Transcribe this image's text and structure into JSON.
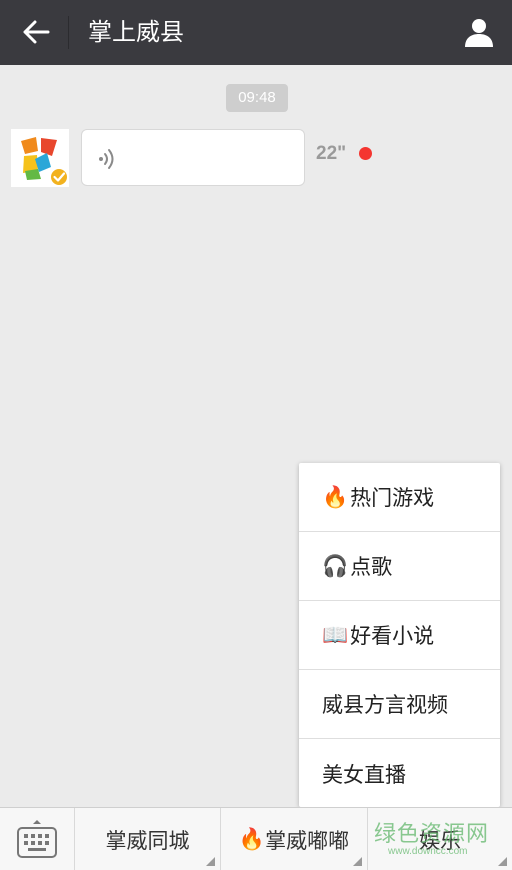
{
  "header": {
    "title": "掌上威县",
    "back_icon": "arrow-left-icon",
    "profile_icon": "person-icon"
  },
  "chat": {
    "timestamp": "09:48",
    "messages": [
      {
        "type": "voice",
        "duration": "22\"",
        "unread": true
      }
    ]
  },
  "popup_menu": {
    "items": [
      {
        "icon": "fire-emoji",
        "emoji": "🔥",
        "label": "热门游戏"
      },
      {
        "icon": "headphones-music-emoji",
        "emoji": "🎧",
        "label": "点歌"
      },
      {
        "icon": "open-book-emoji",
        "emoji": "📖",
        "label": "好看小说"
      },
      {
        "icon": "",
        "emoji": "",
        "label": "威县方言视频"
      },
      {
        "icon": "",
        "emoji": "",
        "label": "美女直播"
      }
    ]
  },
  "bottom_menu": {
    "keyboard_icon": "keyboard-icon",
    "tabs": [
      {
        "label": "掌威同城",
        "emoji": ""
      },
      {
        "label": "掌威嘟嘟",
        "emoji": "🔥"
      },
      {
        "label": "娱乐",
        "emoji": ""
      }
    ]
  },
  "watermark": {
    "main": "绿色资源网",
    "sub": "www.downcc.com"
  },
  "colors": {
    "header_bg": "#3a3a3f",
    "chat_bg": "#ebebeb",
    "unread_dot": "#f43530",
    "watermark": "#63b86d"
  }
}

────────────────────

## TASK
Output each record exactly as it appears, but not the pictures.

## TASK SOLUTION
Transcribe this image's text and structure into JSON.
{
  "header": {
    "title": "掌上威县",
    "back_icon": "arrow-left-icon",
    "profile_icon": "person-icon"
  },
  "chat": {
    "timestamp": "09:48",
    "messages": [
      {
        "type": "voice",
        "duration": "22\"",
        "unread": true
      }
    ]
  },
  "popup_menu": {
    "items": [
      {
        "icon": "fire-emoji",
        "emoji": "🔥",
        "label": "热门游戏"
      },
      {
        "icon": "headphones-music-emoji",
        "emoji": "🎧",
        "label": "点歌"
      },
      {
        "icon": "open-book-emoji",
        "emoji": "📖",
        "label": "好看小说"
      },
      {
        "icon": "",
        "emoji": "",
        "label": "威县方言视频"
      },
      {
        "icon": "",
        "emoji": "",
        "label": "美女直播"
      }
    ]
  },
  "bottom_menu": {
    "keyboard_icon": "keyboard-icon",
    "tabs": [
      {
        "label": "掌威同城",
        "emoji": ""
      },
      {
        "label": "掌威嘟嘟",
        "emoji": "🔥"
      },
      {
        "label": "娱乐",
        "emoji": ""
      }
    ]
  },
  "watermark": {
    "main": "绿色资源网",
    "sub": "www.downcc.com"
  },
  "colors": {
    "header_bg": "#3a3a3f",
    "chat_bg": "#ebebeb",
    "unread_dot": "#f43530",
    "watermark": "#63b86d"
  }
}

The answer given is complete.